Tell us about yourself and how many books you have written.
I was born and raised in Texas and am a fifth generation Texan. I am married and have four children and two grand children. I am a graduate of Sam Houston State University. After graduating from college with a Bachelors Degree, I made a career in law enforcement. After 30 years of policing, I knew it was time to retire. I have always been interested in writing, but never seemed to have the time. I didn’t take the plunge into creative writing until a couple of years ago. So I guess, as the old saying goes, it’s never too late. I recently completed my first novel and feel as if it is the culmination of all I have dreamed of. I have so many more ideas I want to explore and can hardly wait to complete my next project.
What is the name of your latest book and what inspired it?
“Secrets of Time” is my first novel. I consider it literary fiction, using modern realism. There is a mystery that draws the reader in but I also try to touch on many of the social issues that are so prevalent in society today. Much of the story and the characters within it were developed from personal experiences. I feel like there is a piece of me in all the characters of my book.
Do you have any unusual writing habits?
It’s interesting how I wrote “Secrets of Time”. I just sat down one day in front of my computer, feeling the stirring of my creative juices, so to speak. I started to write and the story just flowed out of me. Strangely enough, it wasn’t even what I had originally planned to write. Each day, I would wake up and begin a new chapter, not even knowing for sure what was going to happen. I can remember feeling excited at the start of each day, wondering what would become of my characters and where the story would take me next. The rough draft of the manuscript was literally completed in a few weeks. The painful rewrites and self-editing took much longer. When I finally felt as though there was nothing else I could add or change, I took the next intimidating and nerve-racking step and had it published.

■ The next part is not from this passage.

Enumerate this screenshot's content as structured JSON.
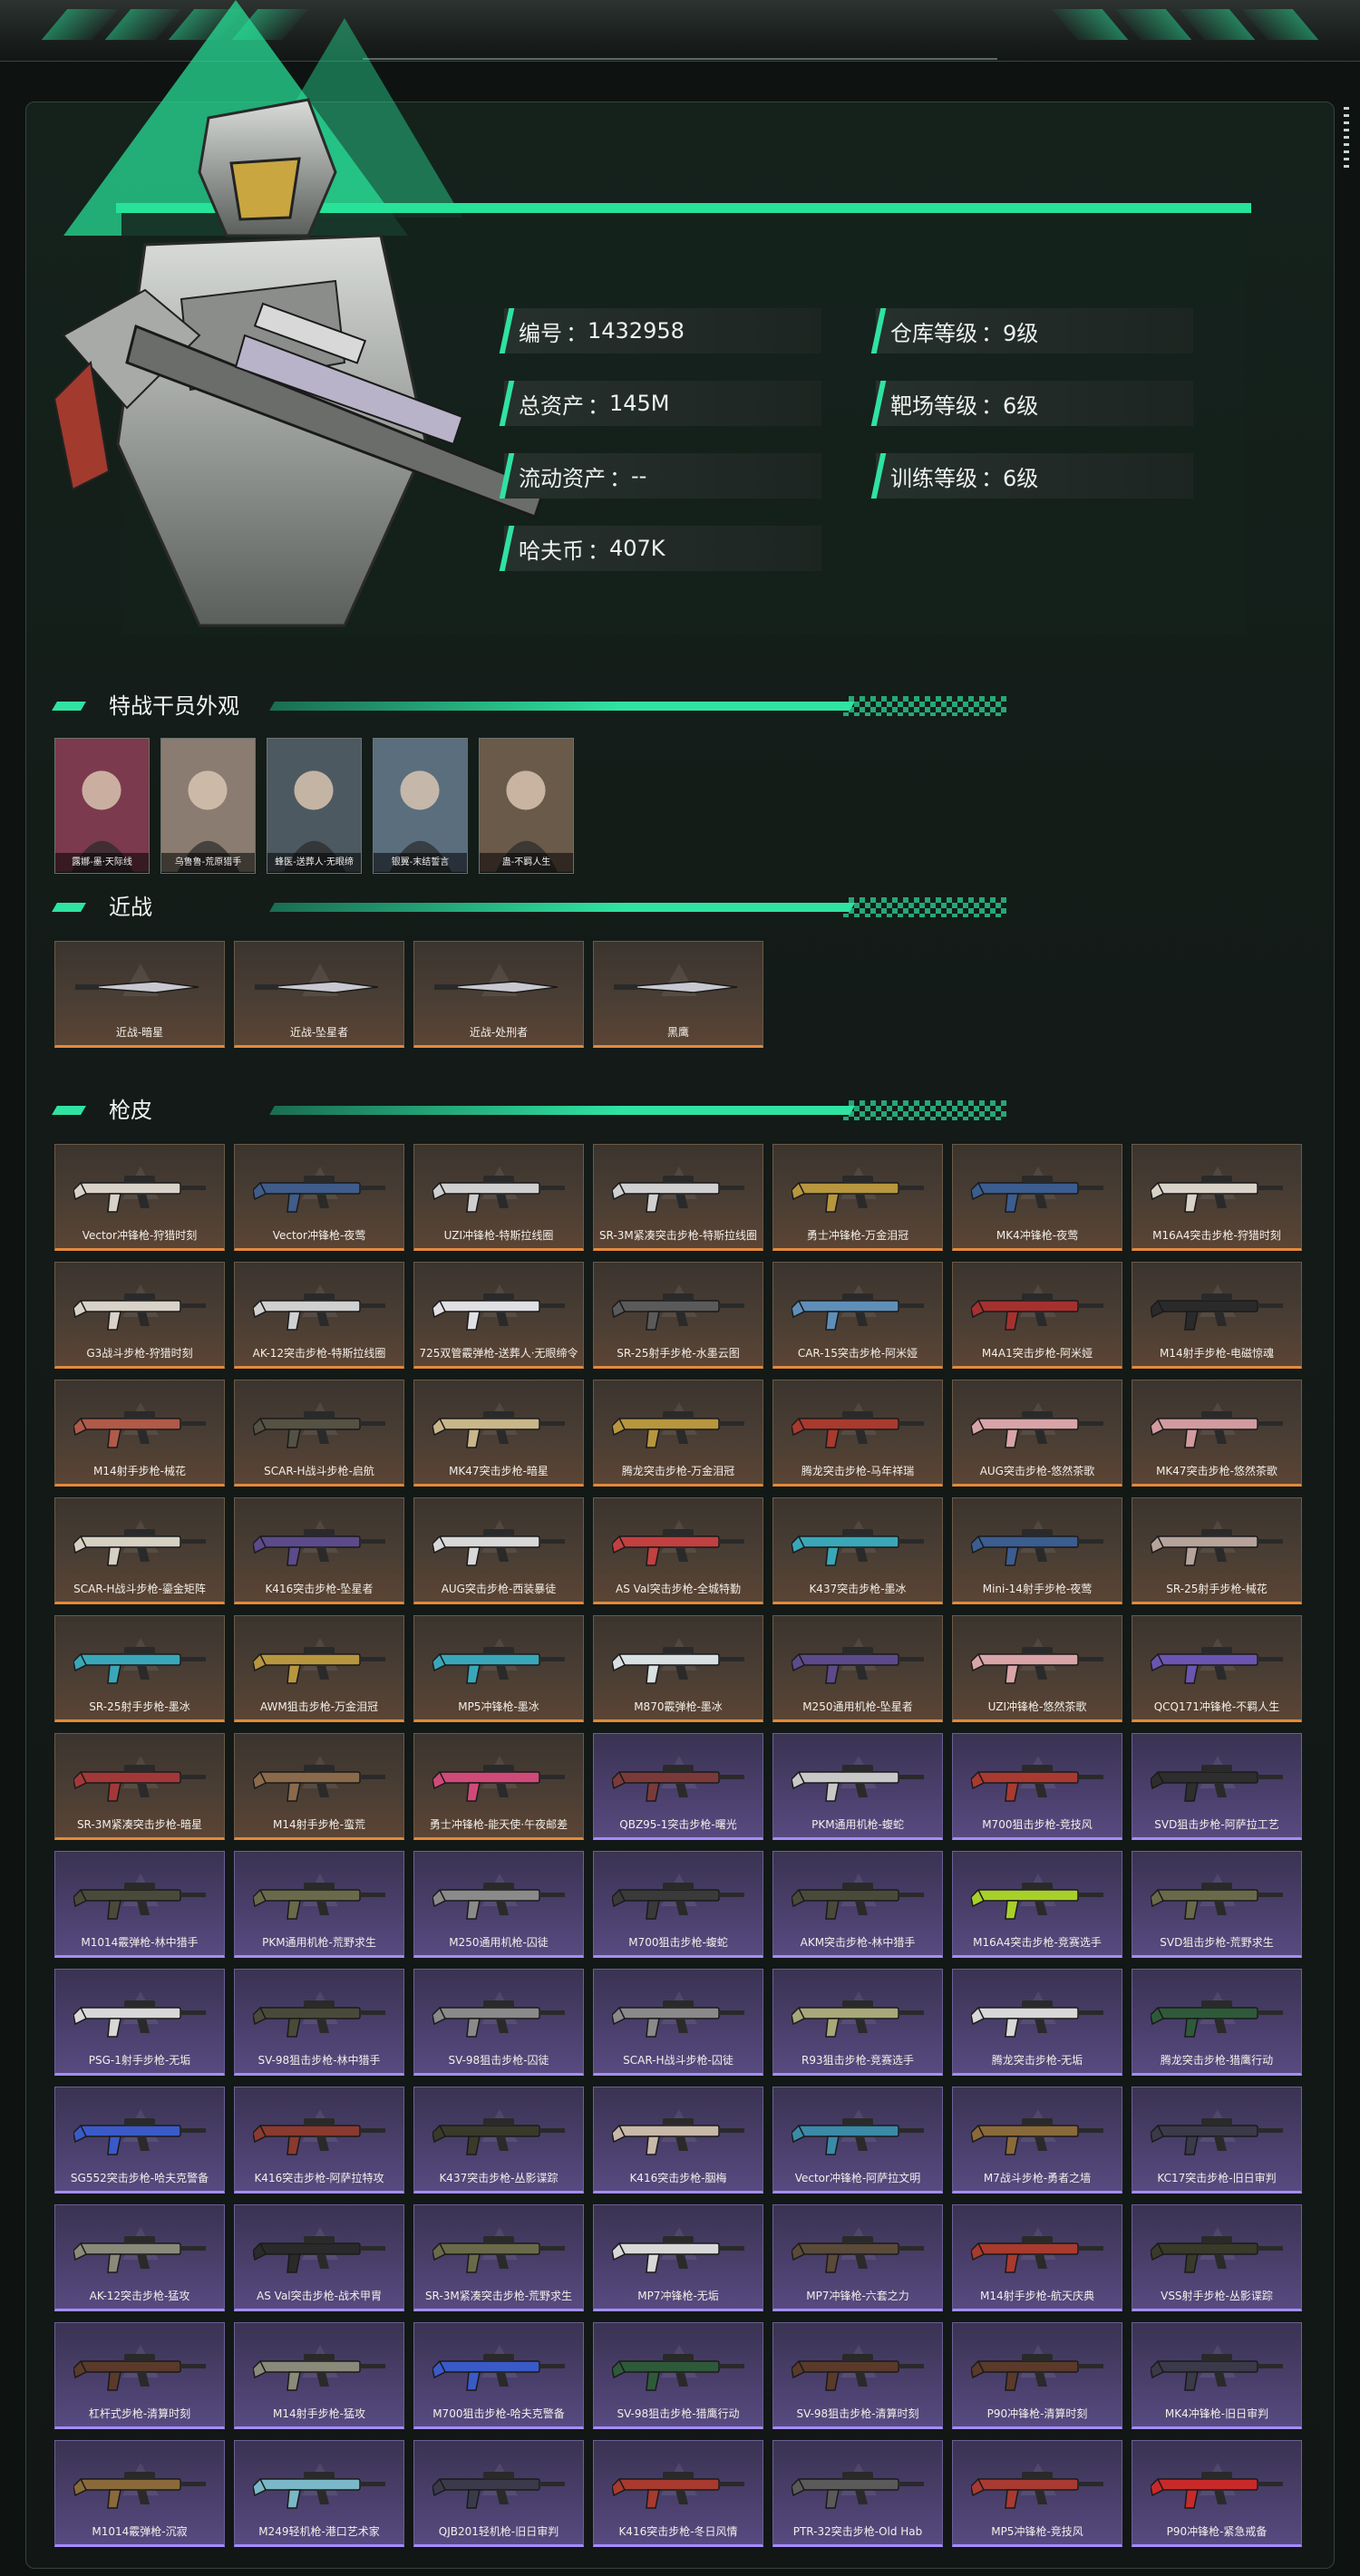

What authors, or books have influenced you?
I have been heavily influenced by the old classics and the great authors of the time. I suppose some of my favorites are Hemingway and Steinbeck. I like the down to earth characters and hardscrabble realism portrayed in their stories. Harper Lee’s “To Kill a Mockingbird is an obvious influence. And, W. Somerset Maugham’s “The Razors Edge” is probably one of my most memorable reads. It tells the story of a man struggling to understand the true purpose of life while dismissing what others expect of him. I also like story tellers, like Louis L’amour. A prolific writer, his work seems simple and straightforward and yet his stories are enjoyable and give us a glimpse into America’s past. Another genre I favor is the spy novels from authors like Ludlum and John le Carré, who were marvelous at suspense. To summarize, I suppose I tend to gravitate towards the traditional classics because that is what I grew up with, and the great authors of that time set the standards that all of us are judged by today .

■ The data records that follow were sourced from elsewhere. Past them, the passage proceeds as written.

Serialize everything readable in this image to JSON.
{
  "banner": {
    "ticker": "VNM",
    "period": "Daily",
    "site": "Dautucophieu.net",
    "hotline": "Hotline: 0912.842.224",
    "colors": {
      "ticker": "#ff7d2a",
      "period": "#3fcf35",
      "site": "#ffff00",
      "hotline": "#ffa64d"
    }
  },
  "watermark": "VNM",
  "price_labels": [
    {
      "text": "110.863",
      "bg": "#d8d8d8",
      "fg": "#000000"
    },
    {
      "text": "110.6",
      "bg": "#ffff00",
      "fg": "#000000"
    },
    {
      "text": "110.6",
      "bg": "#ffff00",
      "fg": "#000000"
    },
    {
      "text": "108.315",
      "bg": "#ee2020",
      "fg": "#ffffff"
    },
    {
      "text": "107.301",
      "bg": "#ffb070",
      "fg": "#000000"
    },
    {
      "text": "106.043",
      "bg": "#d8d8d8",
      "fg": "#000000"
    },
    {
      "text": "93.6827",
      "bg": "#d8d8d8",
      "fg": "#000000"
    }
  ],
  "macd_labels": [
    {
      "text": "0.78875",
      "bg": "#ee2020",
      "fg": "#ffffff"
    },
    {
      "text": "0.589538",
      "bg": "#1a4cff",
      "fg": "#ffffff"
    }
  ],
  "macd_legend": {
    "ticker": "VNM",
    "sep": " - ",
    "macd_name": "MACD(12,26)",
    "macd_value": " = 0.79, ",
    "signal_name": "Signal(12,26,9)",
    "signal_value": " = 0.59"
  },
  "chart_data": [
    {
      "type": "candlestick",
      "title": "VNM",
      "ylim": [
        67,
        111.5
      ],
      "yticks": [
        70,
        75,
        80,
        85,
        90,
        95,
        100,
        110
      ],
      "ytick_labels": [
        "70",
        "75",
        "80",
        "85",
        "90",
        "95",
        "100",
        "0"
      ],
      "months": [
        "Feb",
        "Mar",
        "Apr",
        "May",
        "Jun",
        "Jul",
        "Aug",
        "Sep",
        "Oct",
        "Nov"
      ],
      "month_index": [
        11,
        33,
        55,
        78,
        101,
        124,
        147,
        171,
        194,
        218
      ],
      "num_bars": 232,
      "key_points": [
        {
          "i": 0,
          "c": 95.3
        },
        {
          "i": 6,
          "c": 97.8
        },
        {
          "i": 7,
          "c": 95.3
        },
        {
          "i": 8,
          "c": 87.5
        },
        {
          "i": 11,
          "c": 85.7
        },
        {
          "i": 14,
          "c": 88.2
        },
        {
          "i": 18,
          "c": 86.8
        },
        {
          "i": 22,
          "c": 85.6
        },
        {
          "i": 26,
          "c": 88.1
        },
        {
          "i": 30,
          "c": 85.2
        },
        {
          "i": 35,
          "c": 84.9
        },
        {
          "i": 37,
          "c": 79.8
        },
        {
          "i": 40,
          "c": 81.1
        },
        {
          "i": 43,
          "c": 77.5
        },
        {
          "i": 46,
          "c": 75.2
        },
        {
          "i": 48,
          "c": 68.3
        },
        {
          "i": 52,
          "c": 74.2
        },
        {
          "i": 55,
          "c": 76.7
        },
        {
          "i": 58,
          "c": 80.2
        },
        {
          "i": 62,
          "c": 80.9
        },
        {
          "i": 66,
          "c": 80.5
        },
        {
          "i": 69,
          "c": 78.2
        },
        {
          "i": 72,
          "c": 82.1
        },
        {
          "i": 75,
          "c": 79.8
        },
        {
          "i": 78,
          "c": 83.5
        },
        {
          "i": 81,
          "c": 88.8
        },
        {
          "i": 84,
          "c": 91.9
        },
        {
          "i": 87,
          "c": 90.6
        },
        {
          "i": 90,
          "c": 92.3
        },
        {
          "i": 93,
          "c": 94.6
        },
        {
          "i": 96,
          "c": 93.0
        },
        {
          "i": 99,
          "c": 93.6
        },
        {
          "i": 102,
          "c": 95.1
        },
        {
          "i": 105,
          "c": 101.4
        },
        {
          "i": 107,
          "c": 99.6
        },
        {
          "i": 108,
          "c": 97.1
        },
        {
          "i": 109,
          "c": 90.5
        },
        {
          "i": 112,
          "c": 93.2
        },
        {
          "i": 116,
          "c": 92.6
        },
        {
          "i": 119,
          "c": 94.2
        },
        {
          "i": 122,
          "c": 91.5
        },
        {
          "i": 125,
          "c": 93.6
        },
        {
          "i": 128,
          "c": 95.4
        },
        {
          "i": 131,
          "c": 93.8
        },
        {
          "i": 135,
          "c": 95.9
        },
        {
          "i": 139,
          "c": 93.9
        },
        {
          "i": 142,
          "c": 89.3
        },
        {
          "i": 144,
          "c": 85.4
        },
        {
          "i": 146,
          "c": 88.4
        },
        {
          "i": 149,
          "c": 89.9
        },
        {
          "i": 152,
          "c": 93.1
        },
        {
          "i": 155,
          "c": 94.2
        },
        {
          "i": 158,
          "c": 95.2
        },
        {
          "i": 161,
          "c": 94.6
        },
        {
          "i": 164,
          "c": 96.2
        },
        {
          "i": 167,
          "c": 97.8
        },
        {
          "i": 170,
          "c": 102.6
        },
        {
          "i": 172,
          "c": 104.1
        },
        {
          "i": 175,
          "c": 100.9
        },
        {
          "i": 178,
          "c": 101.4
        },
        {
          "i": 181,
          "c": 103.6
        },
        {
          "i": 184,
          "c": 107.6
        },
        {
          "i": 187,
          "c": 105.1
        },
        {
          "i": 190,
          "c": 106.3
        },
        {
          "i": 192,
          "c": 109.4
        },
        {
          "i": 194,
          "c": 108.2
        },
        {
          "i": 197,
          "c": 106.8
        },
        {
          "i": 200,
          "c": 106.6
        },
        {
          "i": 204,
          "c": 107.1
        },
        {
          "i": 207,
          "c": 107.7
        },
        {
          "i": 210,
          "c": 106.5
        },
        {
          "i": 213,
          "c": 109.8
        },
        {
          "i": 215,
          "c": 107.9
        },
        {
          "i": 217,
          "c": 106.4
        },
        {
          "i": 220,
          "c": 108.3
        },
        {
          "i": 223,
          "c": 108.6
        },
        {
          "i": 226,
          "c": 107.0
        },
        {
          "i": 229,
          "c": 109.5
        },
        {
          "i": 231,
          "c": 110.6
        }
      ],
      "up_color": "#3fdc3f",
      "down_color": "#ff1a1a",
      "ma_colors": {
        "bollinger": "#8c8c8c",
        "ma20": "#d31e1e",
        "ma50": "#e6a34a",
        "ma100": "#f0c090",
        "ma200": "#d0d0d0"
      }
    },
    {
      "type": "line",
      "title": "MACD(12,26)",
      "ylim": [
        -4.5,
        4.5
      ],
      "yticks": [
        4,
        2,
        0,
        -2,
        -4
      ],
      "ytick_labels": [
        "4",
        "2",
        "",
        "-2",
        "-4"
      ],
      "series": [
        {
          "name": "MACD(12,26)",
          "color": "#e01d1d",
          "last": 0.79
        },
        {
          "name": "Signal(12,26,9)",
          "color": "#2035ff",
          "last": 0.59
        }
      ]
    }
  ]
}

What are you working on now?
I have written a short story that has yet to be published. I have dabbled with some poetry and even submitted some work to writing competitions. However, I find that I am not completely comfortable with free verse, which does seem to dominate the contemporary landscape. Not to offend any poets, but I have to say, I am somewhat sympathetic to the words of the great Robert Frost, who once said, “I would as soon play tennis without a net as write free verse.”
What is your best method or website when it comes to promoting your books?
As a new author, I feel comfortable saying, I have found that getting my book into the hands of the reader has been a much more difficult undertaking than I could ever have imagined. In some ways, it is even more challenging than writing a book. I came into the business from a very naive standpoint. It never dawned on me, how difficult the marketing piece would be. I am still struggling with this and have not yet come up with a viable solution that does not cost a great deal of money.
Do you have any advice for new authors?
Don’t try too hard. Let the story flow. Once you have it down on paper you can always make the changes later.
What is the best advice you have ever heard?
A quote from Flannery O’Connor, “”I write to discover what I know.”
What are you reading now?
I am a history buff and I just finished, “Thomas Jefferson and the Tripoli Pirates” by Brian Kilmeade and Don Yaeger. It is a subject that we hear and read very little about. The book is written in a straightforward manner and gives a great perspective on how and why our country created its navy.
What’s next for you as a writer?
I have a couple of ideas for another book and a short story or two. I hope to get a project underway soon.
If you were going to be stranded on a desert island and allowed to take 3 or 4 books with you what books would you bring?
Anything that can capture my interest and pull me into the story and the lives of the characters. I like books that provide food for thought and artful ways to look at issues from a new prospective. History and suspense are what I usually search for first. There is a wide variety of works I have already read and any of them would do. As far as anything I haven’t read, there is so much out there, I would be hard-pressed to choose.